    Exceptions where the NBCC is/was applied include such locations/facilities as National Parks, National Defence Establishments, Indian Reservations, Coast Guard stations (e.g. lighthouses), Royal Canadian Mounted Police detachments, Customs/Immigration facilities, Penitentiaries, Parliament Hill, the Supreme Court of Canada, the Royal Canadian Mint, the Governor General’s residence and other federal and possibly inter-provincial works (such as a building that sits on an interprovincial border so that the building is physically in more than one province).

    The theory is that this authority comes mainly from section 91 of the Constitution Act, 1867, i.e. the list of federal responsibilities that Sir John A. Macdonald and his contemporaries gave to the federal government.

    Historically, the NBCC also applied in the North West and Yukon Territories which were also deemed federal responsibilities.
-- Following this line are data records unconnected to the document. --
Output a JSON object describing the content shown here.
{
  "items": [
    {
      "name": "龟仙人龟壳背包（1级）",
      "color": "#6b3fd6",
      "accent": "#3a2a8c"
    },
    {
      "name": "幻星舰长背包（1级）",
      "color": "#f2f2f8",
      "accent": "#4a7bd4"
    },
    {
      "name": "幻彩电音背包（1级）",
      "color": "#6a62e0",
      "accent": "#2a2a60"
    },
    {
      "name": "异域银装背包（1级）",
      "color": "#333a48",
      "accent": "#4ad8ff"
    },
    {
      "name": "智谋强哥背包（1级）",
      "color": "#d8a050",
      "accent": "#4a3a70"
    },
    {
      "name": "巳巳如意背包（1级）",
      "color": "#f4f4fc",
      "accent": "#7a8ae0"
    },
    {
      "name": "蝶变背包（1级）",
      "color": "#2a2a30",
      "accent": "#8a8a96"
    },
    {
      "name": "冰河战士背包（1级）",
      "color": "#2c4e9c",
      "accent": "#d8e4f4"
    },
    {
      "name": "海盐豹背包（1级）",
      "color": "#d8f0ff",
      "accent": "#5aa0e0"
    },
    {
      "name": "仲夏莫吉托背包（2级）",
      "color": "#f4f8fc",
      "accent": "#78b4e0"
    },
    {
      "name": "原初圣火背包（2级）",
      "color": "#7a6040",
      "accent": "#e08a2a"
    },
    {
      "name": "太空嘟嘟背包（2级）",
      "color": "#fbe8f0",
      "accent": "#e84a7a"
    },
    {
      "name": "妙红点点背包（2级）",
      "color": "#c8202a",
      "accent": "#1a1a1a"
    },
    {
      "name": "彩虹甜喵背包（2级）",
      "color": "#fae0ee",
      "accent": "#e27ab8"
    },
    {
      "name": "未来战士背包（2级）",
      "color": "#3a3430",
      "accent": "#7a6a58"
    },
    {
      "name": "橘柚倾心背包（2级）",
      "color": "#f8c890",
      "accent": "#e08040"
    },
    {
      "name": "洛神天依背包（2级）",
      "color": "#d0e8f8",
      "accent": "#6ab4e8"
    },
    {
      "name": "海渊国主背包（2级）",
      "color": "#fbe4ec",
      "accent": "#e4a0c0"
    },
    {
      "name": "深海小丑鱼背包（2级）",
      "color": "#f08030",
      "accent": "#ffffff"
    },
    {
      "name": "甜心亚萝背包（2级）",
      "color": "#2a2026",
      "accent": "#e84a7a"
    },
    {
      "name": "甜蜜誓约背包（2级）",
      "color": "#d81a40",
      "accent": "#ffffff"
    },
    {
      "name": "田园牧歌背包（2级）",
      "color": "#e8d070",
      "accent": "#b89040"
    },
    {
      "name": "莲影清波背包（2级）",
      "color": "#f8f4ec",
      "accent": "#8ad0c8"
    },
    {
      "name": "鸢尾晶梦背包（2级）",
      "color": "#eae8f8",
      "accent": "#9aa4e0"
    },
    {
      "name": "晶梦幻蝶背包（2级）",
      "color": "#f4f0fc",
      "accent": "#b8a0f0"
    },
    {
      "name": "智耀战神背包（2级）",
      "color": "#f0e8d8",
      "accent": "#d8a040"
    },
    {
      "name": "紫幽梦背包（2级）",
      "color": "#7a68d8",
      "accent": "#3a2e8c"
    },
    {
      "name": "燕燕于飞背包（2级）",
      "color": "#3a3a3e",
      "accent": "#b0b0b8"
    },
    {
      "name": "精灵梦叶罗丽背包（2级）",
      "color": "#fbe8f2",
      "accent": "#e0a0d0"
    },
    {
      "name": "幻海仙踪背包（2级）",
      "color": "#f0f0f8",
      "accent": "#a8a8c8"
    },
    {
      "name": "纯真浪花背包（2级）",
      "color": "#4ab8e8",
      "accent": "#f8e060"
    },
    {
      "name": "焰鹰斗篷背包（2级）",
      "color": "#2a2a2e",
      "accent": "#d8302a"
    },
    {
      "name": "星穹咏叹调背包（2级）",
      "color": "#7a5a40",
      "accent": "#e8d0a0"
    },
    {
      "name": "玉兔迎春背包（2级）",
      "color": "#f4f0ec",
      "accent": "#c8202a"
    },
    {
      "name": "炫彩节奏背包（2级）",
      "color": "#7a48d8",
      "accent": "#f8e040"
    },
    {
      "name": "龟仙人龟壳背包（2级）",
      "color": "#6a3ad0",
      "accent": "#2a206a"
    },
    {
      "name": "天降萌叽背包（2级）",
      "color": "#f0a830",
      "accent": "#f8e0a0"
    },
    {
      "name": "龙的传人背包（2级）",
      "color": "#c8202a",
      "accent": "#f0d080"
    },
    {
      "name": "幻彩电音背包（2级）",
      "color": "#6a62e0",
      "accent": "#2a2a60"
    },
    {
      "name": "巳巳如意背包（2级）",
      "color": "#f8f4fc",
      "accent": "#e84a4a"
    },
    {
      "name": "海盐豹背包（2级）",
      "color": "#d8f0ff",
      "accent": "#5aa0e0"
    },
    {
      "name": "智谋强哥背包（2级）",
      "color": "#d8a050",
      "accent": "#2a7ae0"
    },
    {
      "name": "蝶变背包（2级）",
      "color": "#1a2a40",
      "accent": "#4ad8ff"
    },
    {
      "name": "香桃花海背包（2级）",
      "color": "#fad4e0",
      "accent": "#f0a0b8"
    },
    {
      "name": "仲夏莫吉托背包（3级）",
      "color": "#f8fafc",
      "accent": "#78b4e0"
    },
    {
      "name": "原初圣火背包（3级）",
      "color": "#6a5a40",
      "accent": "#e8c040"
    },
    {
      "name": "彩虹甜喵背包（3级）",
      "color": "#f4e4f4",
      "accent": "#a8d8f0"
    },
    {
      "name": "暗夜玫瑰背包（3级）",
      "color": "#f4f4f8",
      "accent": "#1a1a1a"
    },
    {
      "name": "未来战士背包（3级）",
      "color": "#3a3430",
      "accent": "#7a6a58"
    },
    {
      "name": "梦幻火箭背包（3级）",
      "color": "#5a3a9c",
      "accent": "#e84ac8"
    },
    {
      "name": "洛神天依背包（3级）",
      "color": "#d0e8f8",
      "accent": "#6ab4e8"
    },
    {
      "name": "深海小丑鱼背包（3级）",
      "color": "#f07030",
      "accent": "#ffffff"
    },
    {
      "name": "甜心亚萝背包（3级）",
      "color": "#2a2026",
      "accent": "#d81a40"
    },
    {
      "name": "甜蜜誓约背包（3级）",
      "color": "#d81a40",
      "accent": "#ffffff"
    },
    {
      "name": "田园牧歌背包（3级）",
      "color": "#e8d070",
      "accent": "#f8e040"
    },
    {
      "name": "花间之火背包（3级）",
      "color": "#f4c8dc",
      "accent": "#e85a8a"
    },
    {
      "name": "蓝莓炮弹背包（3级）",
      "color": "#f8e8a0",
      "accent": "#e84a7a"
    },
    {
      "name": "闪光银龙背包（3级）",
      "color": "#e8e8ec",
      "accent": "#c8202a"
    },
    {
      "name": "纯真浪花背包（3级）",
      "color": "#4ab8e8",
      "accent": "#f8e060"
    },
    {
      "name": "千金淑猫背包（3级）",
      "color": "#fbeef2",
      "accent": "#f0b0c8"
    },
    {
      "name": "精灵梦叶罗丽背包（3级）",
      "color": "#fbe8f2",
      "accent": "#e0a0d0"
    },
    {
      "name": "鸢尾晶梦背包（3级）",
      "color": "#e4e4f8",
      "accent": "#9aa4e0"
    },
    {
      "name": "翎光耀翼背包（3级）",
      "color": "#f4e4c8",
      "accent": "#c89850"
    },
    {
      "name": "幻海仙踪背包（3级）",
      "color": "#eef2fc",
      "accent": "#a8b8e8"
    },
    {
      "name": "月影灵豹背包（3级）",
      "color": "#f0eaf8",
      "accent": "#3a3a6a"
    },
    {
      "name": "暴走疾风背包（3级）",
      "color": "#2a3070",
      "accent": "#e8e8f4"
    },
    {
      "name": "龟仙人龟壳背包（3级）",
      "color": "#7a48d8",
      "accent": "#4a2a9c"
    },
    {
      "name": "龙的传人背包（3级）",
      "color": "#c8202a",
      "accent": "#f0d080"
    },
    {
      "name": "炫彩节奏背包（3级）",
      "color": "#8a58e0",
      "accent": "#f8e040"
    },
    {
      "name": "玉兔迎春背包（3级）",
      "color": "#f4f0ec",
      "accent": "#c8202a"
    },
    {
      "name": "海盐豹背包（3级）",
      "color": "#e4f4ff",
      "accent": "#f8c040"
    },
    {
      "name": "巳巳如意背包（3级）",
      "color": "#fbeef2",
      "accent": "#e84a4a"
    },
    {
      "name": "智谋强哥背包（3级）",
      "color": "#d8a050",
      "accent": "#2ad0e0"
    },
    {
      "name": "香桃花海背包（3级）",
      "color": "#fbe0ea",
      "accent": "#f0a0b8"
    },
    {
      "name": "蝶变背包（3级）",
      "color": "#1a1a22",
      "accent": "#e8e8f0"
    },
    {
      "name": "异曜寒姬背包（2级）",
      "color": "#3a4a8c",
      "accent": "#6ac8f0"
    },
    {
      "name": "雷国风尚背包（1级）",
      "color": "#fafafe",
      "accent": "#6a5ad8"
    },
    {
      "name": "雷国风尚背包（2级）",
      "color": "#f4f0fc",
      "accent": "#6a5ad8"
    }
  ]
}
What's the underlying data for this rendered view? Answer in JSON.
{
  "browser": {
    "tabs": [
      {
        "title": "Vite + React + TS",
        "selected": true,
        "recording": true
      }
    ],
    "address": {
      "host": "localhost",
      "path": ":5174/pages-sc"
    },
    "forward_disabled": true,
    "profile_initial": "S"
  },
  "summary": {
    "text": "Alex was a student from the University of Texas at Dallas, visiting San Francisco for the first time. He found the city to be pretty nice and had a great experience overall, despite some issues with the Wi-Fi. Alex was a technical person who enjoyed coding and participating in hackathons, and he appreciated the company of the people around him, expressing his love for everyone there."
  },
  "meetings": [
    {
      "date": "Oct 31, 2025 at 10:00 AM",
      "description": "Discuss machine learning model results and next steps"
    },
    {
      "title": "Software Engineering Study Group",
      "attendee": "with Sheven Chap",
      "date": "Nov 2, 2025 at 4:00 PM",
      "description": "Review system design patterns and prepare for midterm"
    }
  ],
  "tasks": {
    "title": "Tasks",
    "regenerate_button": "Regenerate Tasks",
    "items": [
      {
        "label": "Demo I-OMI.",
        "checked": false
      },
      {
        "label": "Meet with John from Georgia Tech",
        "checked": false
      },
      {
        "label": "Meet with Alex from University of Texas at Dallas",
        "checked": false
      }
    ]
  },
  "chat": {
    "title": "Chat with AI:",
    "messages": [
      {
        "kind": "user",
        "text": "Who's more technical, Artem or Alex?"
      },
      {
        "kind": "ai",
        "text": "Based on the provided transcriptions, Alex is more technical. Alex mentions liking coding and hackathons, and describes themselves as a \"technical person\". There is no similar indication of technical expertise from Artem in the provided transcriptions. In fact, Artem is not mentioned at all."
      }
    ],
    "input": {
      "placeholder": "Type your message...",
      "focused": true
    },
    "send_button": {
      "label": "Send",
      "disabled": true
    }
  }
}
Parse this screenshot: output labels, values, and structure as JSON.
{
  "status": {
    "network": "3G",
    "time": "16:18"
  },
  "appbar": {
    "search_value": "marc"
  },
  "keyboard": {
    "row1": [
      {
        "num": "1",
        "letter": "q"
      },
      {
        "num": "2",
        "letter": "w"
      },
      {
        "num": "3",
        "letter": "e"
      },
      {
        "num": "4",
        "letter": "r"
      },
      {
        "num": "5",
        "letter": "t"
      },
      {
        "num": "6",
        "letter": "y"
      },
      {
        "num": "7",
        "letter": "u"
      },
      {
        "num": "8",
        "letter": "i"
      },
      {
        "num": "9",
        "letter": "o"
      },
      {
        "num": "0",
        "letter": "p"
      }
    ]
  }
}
Also, back when most airports and many sea ports were federally owned facilities the NBCC was also often the legally required standard there.

    Alternatively, the federal government can choose, adopt provincial/territorial building codes for its facilities.

    In most jurisdictions, where a building was originally constructed to the NBCC and is now subject to a provincial / territorial code, it is arguably grandfathered -for purposes of repair- to the NBCC standard applied when it was originally constructed or possibly to no code at all? (This is an interesting potential loophole that may or may not exist…)

    Aside from the federal jurisdictions described, there is also a plethora of early adoption by municipalities across Canada of the NBCC (as early as 1941) as a local by-law requirement before centralised provincial building codes were written (e.g. Ontario did not have a building code act of its own until 1974). Also, much of the post World War II boom in residential construction was financed through the feds Veterans Affairs housing benefits where the construction was tied to NBCC compliance.

    So yes I have had to rely on the NBCC in construction and renovation, and have had to explain to local building inspectors several of the above details.

    Copyright Paul Rutkus 2015

  7. Evan says:

    You can always learn something new. I think every Joe Homeowner should have read the code book who is starting a home project. Find out what is recommended for doing their project right the first, because after they’ve screwed up you wonder what the hell were they thinking.
    When you have to come in and do it right.

  8. Lili says:

    So in 2012 when I worked in Architecture and Engineering Services, we all had copies of NBCC and OBC (Ontario) on our desks. I never thought I’d see the day when I wanted to get my own copies and look at close to 600 for both. I’m no longer with that group- thank you Mr. Harper for screwing the little guy- and I’m trying to get a better job in Facilities Management, so I need one for the exam. But $300 ..? What the hell is wrong with this country ?? Don’t answer that, we’ll never be done in time for my exam 🙂

  9. Francois Stonge says:

    I use it for school in my apprenticeship training

  10. I do have the occasional need to look at something in the NBC that seems to overlap with CSA B-365.

  11. Emily Fitzowich says:

    As we only have one copy of the BCBC in our office I’ll sometimes use old pdfs of the NBCC to reference if I’m looking for a definition or something small while other people are using the BCBC. It’s typically something fairly universal to all the province’s building codes like sometimes I get occupancy classifications mixed up and need to double check them.

  12. Ronald Prochot says:

    I use the National Building Code only when working in First Nations Communities where the Provincial Code has not been adopted. In most cases this means referring to older versions of the code, (for building renovations, etc.) since most communities I work in today also use the provincial code. It makes for a more uniform work environment for contractors and trades when they can work to the same code everywhere in the province.

  13. John Thorvaldson says:

    I use the national building code
    As well as Canadian Electrical Code